DATA UNDER STUDY:
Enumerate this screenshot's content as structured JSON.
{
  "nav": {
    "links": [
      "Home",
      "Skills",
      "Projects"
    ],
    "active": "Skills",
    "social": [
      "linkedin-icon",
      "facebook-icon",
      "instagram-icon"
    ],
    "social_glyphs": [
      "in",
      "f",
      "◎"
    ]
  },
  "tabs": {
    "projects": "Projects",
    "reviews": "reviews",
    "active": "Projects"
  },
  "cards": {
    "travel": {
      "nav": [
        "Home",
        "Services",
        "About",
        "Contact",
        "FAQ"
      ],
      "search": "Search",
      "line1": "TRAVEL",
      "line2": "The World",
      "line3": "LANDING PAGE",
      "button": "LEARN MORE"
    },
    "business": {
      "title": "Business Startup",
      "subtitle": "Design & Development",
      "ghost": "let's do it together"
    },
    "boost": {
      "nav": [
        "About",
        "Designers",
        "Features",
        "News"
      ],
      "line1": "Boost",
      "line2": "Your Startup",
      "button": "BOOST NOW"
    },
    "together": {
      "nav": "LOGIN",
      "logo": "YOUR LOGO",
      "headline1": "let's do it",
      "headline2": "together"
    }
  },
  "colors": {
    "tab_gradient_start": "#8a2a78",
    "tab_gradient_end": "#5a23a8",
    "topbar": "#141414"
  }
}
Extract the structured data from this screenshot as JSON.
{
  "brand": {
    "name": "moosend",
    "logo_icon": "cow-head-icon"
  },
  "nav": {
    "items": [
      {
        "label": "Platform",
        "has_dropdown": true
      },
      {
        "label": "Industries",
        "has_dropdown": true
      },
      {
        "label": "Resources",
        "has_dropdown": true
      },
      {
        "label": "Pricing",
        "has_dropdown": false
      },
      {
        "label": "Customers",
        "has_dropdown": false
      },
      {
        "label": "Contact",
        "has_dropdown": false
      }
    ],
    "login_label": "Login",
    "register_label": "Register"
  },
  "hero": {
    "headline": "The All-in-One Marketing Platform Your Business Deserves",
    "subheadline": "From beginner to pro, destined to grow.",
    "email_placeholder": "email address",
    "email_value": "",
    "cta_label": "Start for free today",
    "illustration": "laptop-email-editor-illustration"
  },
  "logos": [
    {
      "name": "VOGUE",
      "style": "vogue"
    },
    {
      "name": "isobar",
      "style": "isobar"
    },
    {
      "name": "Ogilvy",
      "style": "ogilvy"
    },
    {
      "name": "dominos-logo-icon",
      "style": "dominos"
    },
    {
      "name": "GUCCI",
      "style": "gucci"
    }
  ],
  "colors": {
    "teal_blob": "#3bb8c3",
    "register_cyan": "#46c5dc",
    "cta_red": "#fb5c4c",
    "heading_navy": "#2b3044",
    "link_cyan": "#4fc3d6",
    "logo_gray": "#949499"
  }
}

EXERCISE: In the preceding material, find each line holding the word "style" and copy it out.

RESPONSE TO THE TASK:
      "style": "vogue"
      "style": "isobar"
      "style": "ogilvy"
      "style": "dominos"
      "style": "gucci"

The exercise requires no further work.